For one, it’s a legit place for the onus, as China does have leverage. So, folks in the foreign policy establishment will approve and give political cover.
At the same time, the Bushies don’t really want a deal with the North Koreans, and they’d rather have people blame the Chinese when failure persists.
Remember, as LiberalOasis has regularly noted, to conservatives, the North Korea issue is really about China.
They view China as a potential rival superpower that must be constricted.
They want the North Korean dictatorship to collapse, not to liberate its people, but so they can get a friendly unified Korean government, along with US troops, on the Chinese border.
They view any deal with North Korea to give up nukes in exchange for economic aid and/or security guarantees as shoring up the government.
They’d rather wait North Korea out. (Even the Bushies don’t have much stomach for Korea War II.)
But waiting around during a nuclear build-up looks ridiculous to the American public and the rest of the world. So they have to go through the motions.
They create the “six-party talks” that include China, which are designed to give the appearance of touchy-feely multilateralism, but are also designed to fail.
Why? Because the Bushies’ end goal is to simply keep China down (instead of engaging China and tying human rights to further economic growth.)
Ergo, nothing they propose gets much support from the Chinese.
Now, China doesn’t want a nuclear North Korea because it could lead to other Asian countries going nuclear, which would reduce China’s stature in the region. The regional destabilization would also hurt China’s economy.

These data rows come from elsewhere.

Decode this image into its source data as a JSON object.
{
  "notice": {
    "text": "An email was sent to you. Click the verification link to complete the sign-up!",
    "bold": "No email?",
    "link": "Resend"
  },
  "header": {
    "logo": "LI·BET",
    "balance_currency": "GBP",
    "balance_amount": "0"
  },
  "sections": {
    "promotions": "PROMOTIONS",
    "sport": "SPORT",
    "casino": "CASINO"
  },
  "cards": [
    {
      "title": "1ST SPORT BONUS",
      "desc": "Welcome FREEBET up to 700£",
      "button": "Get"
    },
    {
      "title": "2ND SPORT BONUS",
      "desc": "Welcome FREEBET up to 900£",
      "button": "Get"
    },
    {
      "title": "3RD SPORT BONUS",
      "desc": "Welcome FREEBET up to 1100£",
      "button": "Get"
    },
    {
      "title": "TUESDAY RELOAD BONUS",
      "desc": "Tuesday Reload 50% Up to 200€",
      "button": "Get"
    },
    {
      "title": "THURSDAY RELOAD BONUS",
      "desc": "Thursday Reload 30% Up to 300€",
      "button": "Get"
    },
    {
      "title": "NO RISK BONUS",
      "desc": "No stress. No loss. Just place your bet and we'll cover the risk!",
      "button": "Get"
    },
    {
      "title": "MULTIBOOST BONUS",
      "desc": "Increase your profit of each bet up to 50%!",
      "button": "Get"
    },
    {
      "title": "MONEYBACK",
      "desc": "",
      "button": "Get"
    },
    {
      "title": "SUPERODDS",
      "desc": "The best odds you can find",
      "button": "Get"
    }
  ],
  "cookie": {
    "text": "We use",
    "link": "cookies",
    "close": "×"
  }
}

But China also doesn’t want North Korea to collapse, because that could cause regional destabilization too, as well as lead to US troops on its border. So it cynically seeks to maintain the status quo of a divided Korea, half oppressed.
There is common ground to be had with China that would allow us to comprehensively pressure North Korea.
If the Bushies didn’t have a completely unrealistic approach to China that has strained relations, we could more easily focus on our shared goal of a nuclear-free Korean peninsula.
The elected official that came closest to articulating this dynamic yesterday was Dem Sen. Chris Dodd, on Face The Nation:
BOB SCHIEFFER: Well, Senator, help me to understand: Why would the Chinese be
reluctant to go along on this? Why would they be reluctant to impose sanctions? Are they worried about taking down–or that government collapsing in North Korea?

DODD: Well, part of that, but not so much, that, I think, but they … don’t want to have a human wave pouring into that northern or southern border of China and northern border of North Korea
SCHIEFFER: If that government collapsed in North Korea.
DODD: If that would happen…Or, if you had terrific sanctions that would deprive the food, medicines — other things that the South Koreans and the Chinese provide…
…that’s why their agenda is a bit different than ours…And they’re worth listening to on this. China’s not our enemy on this.
They don’t want an arms race in that part of the world any more than we do. They don’t want North Korea posing any more difficulties than they already are.
Now, I’m not suggesting we ought to go along with exactly what the Chinese suggest, but listen to them.
What’s lacking in Dodd’s dissection is an explanation why the Bushies don’t work better with China:
Because the Bushies have a fundamentally flawed foreign policy vision that frustrates cooperation, stokes instability, and does nothing to spread freedom.
Dodd is by no means alone. Until Dems start making clear how their vision is better suited to solve international crises, there will be little debate about our foreign policy direction and Bush’s policies will continue unabated.